Work request
Wherever the string "Approval" occurs in a line of these records, report that line.

[Records provided]

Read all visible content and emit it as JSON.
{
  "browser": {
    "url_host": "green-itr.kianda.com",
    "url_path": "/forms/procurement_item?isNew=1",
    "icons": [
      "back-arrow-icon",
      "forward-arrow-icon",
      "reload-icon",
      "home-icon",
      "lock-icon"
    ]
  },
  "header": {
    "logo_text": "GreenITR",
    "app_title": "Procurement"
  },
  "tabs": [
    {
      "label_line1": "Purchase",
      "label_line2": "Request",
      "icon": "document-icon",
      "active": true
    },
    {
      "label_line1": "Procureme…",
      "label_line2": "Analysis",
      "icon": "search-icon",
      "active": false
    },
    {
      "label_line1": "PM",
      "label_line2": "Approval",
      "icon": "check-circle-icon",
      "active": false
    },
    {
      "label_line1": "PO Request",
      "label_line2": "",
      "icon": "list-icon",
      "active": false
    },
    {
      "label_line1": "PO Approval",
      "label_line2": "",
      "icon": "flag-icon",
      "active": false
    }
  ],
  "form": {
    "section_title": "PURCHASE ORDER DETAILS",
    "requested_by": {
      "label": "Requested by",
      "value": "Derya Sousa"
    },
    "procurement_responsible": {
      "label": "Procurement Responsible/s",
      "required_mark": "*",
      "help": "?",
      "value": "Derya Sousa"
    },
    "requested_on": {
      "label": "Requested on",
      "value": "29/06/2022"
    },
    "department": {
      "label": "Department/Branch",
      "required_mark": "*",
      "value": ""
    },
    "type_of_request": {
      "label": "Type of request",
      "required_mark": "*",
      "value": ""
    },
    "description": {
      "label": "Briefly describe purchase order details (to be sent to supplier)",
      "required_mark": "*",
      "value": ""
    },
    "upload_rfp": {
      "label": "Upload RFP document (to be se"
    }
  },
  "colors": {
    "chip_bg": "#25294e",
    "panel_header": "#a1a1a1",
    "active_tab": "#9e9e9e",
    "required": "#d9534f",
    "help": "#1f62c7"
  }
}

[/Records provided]
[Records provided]

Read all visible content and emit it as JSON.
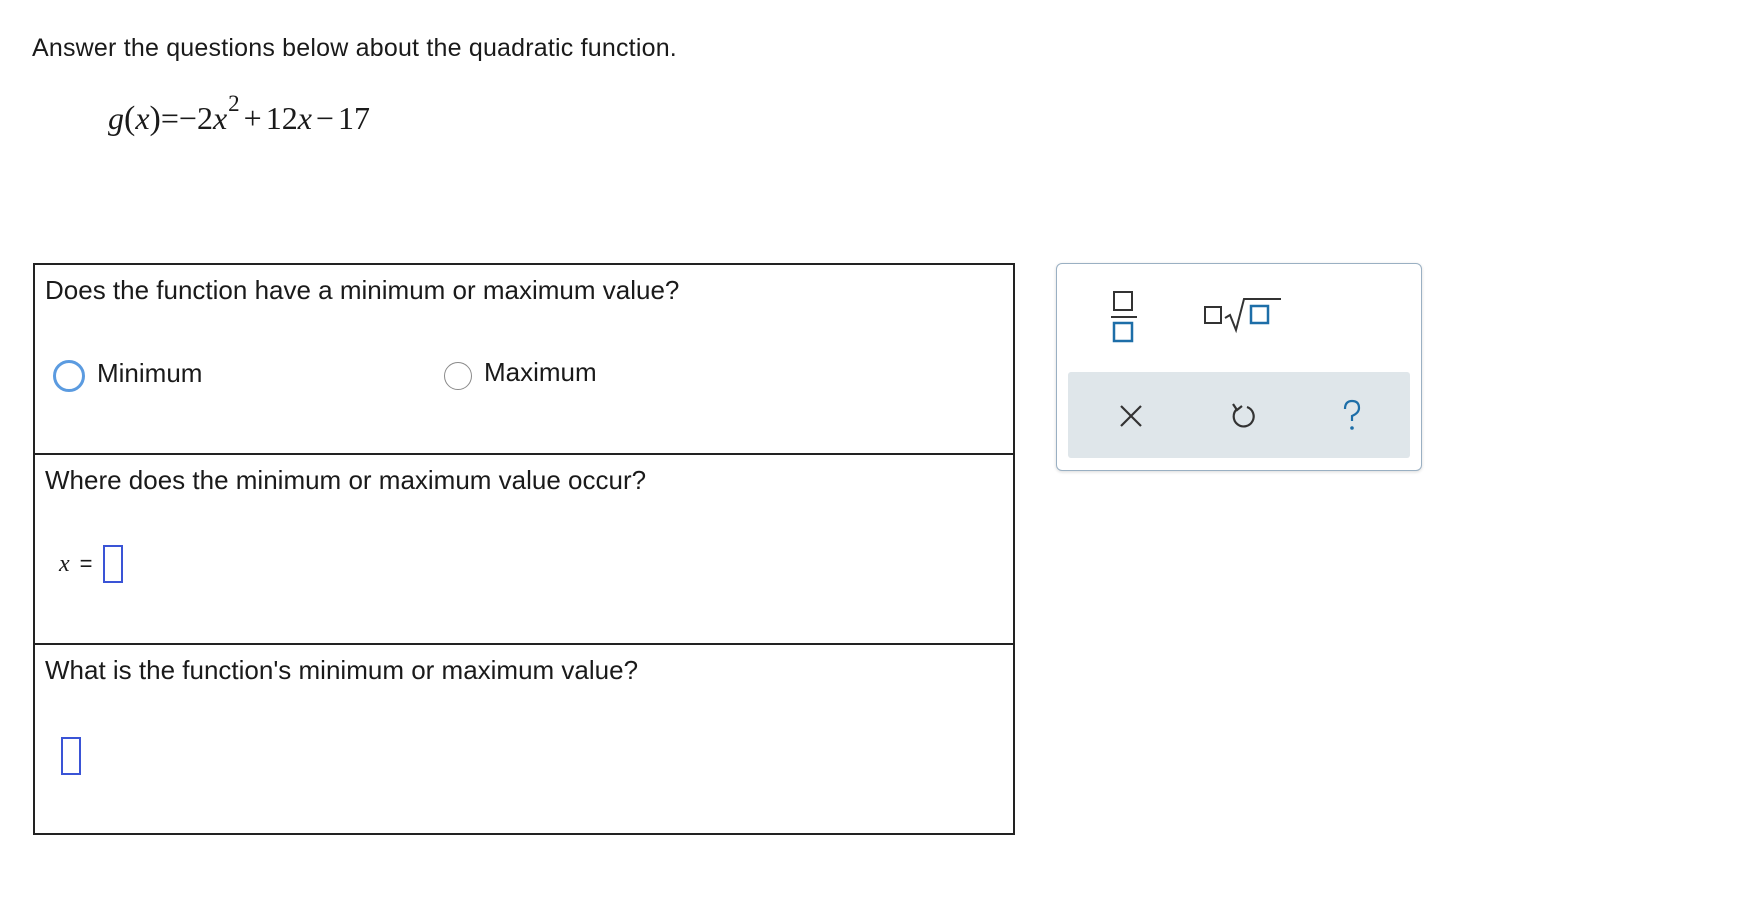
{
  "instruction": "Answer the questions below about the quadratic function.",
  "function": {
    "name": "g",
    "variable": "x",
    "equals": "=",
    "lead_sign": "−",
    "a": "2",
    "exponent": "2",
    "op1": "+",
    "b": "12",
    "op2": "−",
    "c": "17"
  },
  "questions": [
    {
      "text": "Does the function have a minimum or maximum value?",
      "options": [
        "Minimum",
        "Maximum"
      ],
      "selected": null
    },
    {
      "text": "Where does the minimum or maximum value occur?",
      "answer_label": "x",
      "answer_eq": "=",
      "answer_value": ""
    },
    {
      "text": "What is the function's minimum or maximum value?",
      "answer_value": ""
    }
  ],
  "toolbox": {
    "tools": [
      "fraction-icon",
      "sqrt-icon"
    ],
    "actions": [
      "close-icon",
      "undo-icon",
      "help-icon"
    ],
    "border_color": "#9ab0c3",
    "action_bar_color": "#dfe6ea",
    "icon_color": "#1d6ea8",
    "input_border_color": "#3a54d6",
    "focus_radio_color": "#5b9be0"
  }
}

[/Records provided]

Written solution
      "label_line2": "Approval",
      "label_line1": "PO Approval",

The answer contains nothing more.